Materials and methods
This work was initially undertaken in six cadaveric specimens and followed by a high-resolution ultrasound study in 17 healthy adult volunteers (34 nerves) by two musculoskeletal radiologists in consensus. Location and course of the MPPDN and its relationship to adjacent anatomical structures were analysed.
The MPPDN was consistently identified by ultrasound along its entire course. Mean cross-sectional area of the nerve was 0.8 mm2 (range 0.4–1.4). The MPPDN after it branches from the medial plantar nerve was located a mean of 22 mm (range 19–27) lateral to the medial border of the medial cuneiform.
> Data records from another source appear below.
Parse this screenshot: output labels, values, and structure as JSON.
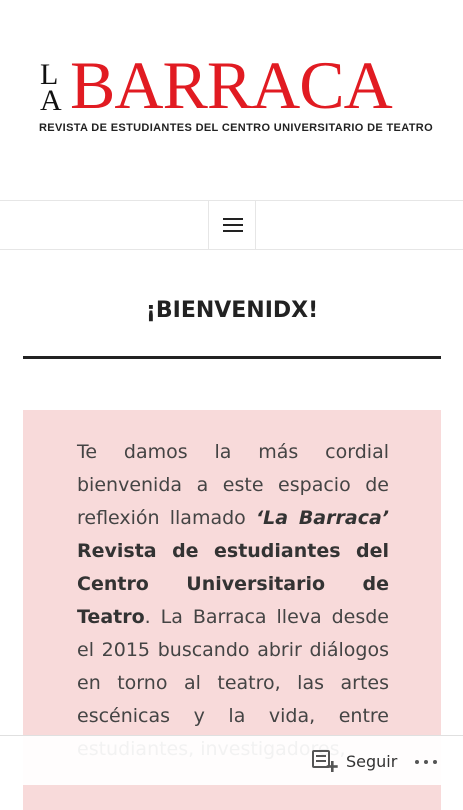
{
  "header": {
    "logo_la_l": "L",
    "logo_la_a": "A",
    "logo_barraca": "BARRACA",
    "logo_subtitle": "REVISTA DE ESTUDIANTES DEL CENTRO UNIVERSITARIO DE TEATRO",
    "logo_color": "#e11b22"
  },
  "nav": {
    "menu_icon": "hamburger-menu-icon"
  },
  "page": {
    "title": "¡BIENVENIDX!",
    "welcome_box_color": "#f8dada",
    "intro": "Te damos la más cordial bienvenida a este espacio de reflexión llamado ",
    "magazine_name": "‘La Barraca’",
    "magazine_full_name": "Revista de estudiantes del Centro Universitario de Teatro",
    "period": ".",
    "body": "La Barraca lleva desde el 2015 buscando abrir diálogos en torno al teatro, las artes escénicas y la vida, entre estudiantes, investigadores,"
  },
  "follow_bar": {
    "follow_icon": "reader-follow-icon",
    "follow_label": "Seguir",
    "more_icon": "more-options-icon"
  }
}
More distally, at the level of the first metatarsophalangeal joint, mean direct distances between the nerve and the first metatarsal head and the medial hallux sesamoid were respectively 3 mm (range 1–8) and 4 mm (range 2–9).
The MPPDN can be depicted by ultrasonography. Useful bony landmarks for its detection could be defined. Precise mapping of its anatomical course may have important clinical applications.
• The medial plantar proper digital nerve (MPPDN) rises from the medial plantar nerve to the medial side of the hallux.
• Because of its particularly long course and superficial position, the MPPDN may be subject to trauma, resulting in a condition known as Joplin’s neuroma.
• The MPPDN can be clearly depicted by ultrasound along its entire course. Precise mapping of its anatomical course may have important clinical applications.
KeywordsUltrasonography Anatomy Foot Hallux
Medial plantar proper digital nerve
The authors state that this work has not received any funding.
Compliance with ethical standards
The scientific guarantor of this publication is Le Corroller Thomas.
Conflict of interest
The authors of this article declare no relationships with any companies whose products or services may be related to the subject matter of the article.
Statistics and biometry
No complex statistical methods were necessary for this paper.
Written informed consent was obtained from all subjects (patients) in this study.
Institutional Review Board approval was not required because the study only involved anatomical specimens and volunteers who were recruited from the Department of Radiology.
• performed at one institution